Cattle in the Owens Valley are foraging for grass among the sage brush, waiting for precipitation to restore native grasses, build up snowpack in the mountains and start to alleviate the impact of back-to-back drought years. Photo by Deb Murphy
All eyes are turned to the skies or to the meteorologists for some indication that the past two years of drought conditions will change. With low precipitation records set in the Western states for the 2013 calendar year, the Eastern Sierra needs rain, snow and possibly the most important, snowpack, badly.
Water tables have dropped in some areas but not others. Rancher Mark Laceyâs well near Ft. Independence had been consistently between 40-50 feet since the 1960s. When he put in a new well, the water table was at 76 feet.
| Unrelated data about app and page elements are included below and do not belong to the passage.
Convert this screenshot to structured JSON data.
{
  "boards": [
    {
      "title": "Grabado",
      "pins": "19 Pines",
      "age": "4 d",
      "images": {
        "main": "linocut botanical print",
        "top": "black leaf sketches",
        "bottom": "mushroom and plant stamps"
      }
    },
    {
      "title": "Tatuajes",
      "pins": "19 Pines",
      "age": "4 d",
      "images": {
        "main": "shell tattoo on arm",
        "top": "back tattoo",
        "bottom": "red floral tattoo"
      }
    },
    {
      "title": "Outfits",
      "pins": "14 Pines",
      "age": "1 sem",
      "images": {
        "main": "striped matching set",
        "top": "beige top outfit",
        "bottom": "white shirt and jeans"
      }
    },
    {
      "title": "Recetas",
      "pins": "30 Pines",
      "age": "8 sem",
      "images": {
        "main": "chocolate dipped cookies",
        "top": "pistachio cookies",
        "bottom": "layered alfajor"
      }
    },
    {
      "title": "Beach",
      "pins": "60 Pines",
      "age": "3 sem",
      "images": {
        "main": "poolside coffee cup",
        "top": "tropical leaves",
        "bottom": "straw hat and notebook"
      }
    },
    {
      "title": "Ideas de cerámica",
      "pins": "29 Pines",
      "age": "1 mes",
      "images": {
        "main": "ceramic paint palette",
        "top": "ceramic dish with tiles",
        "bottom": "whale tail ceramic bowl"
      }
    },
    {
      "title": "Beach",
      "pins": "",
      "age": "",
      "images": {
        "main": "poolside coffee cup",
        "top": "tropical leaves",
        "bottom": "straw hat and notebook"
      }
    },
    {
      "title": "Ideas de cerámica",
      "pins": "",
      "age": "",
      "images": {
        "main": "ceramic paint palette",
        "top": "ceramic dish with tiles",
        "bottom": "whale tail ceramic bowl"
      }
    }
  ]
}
But, Bishopâs Department of Public Works hit water at 11 feet during work on the Wye Road Improvement Project.
Locals point to the Los Angeles Department of Water and Powerâs well fields between Bishop and Independence, but according to Inyo County Water Department Director Bob Harrington, âthatâs not really the issue, itâs the lack of recharge.â In other words, DWP has always pumped; the difference with two back-to-back dry years is that the aquifers are not being recharged by snowpack runoff.
Read more in the Saturday, Jan. 4, 2014 edition of The Inyo Register.